The hindguts of lower termites harbor highly diverse, endemic communities of symbiotic protists, bacteria, and archaea essential to the termite's ability to digest wood. Despite over a century of experimental studies, ecological roles of many of these microbes are unknown, partly because almost none can be cultivated. Many of the protists associate with bacterial symbionts, but hypotheses for their respective roles in nutrient exchange are based on genomes of only two such bacteria. To show how the ecological roles of protists and nutrient transfer with symbiotic bacteria can be elucidated by direct imaging, we combined stable isotope labeling (13C-cellulose) of live termites with analysis of fixed hindgut microbes using correlated scanning electron microscopy, focused ion beam-scanning electron microscopy (FIB-SEM), transmission electron microscopy, and high resolution imaging mass spectrometry (NanoSIMS). We developed methods to prepare whole labeled cells on solid substrates, whole labeled cells milled with a FIB-SEM instrument to reveal cell interiors, and ultramicrotome sections of labeled cells for NanoSIMS imaging of 13C enrichment in protists and associated bacteria. Our results show these methods have the potential to provide direct evidence for nutrient flow and suggest the oxymonad protist Oxymonas dimorpha phagocytoses and enzymatically degrades ingested wood fragments, and may transfer carbon derived from this to its surface bacterial symbionts.

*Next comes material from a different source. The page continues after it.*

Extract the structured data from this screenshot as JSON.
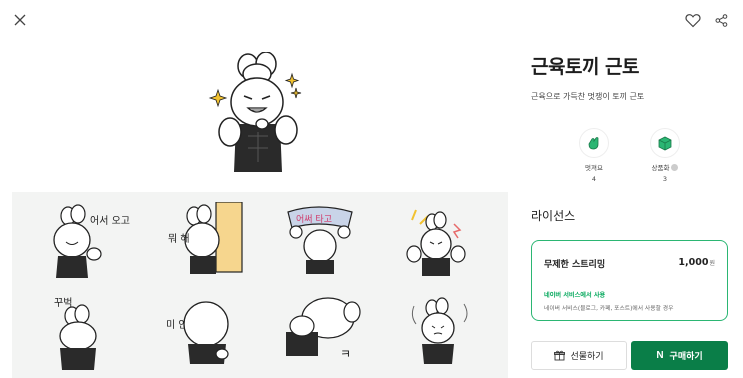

Vitamin D deficiency is associated with osteoporosis and is thought to increase the risk of cancer and CVD. Despite these numerous potential health effects, data on vitamin D status at the population level and within key subgroups are limited. The aims of the present study were to examine patterns of 25-hydroxyvitamin D (25(OH)D) levels worldwide and to assess differences by age, sex and region. In a systematic literature review using the Medline and EMBASE databases, we identified 195 studies conducted in forty-four countries involving more than 168 000 participants. Mean population-level 25(OH)D values varied considerably across the studies (range 4·9–136·2 nmol/l), with 37·3 % of the studies reporting mean values below 50 nmol/l. The highest 25(OH)D values were observed in North America. Although age-related differences were observed in the Asia/Pacific and Middle East/Africa regions, they were not observed elsewhere and sex-related differences were not observed in any region. Substantial heterogeneity between the studies precluded drawing conclusions on overall vitamin D status at the population level. Exploratory analyses, however, suggested that newborns and institutionalised elderly from several regions worldwide appeared to be at a generally higher risk of exhibiting lower 25(OH)D values. Substantial details on worldwide patterns of vitamin D status at the population level and within key subgroups are needed to inform public health policy development to reduce risk for potential health consequences of an inadequate vitamin D status.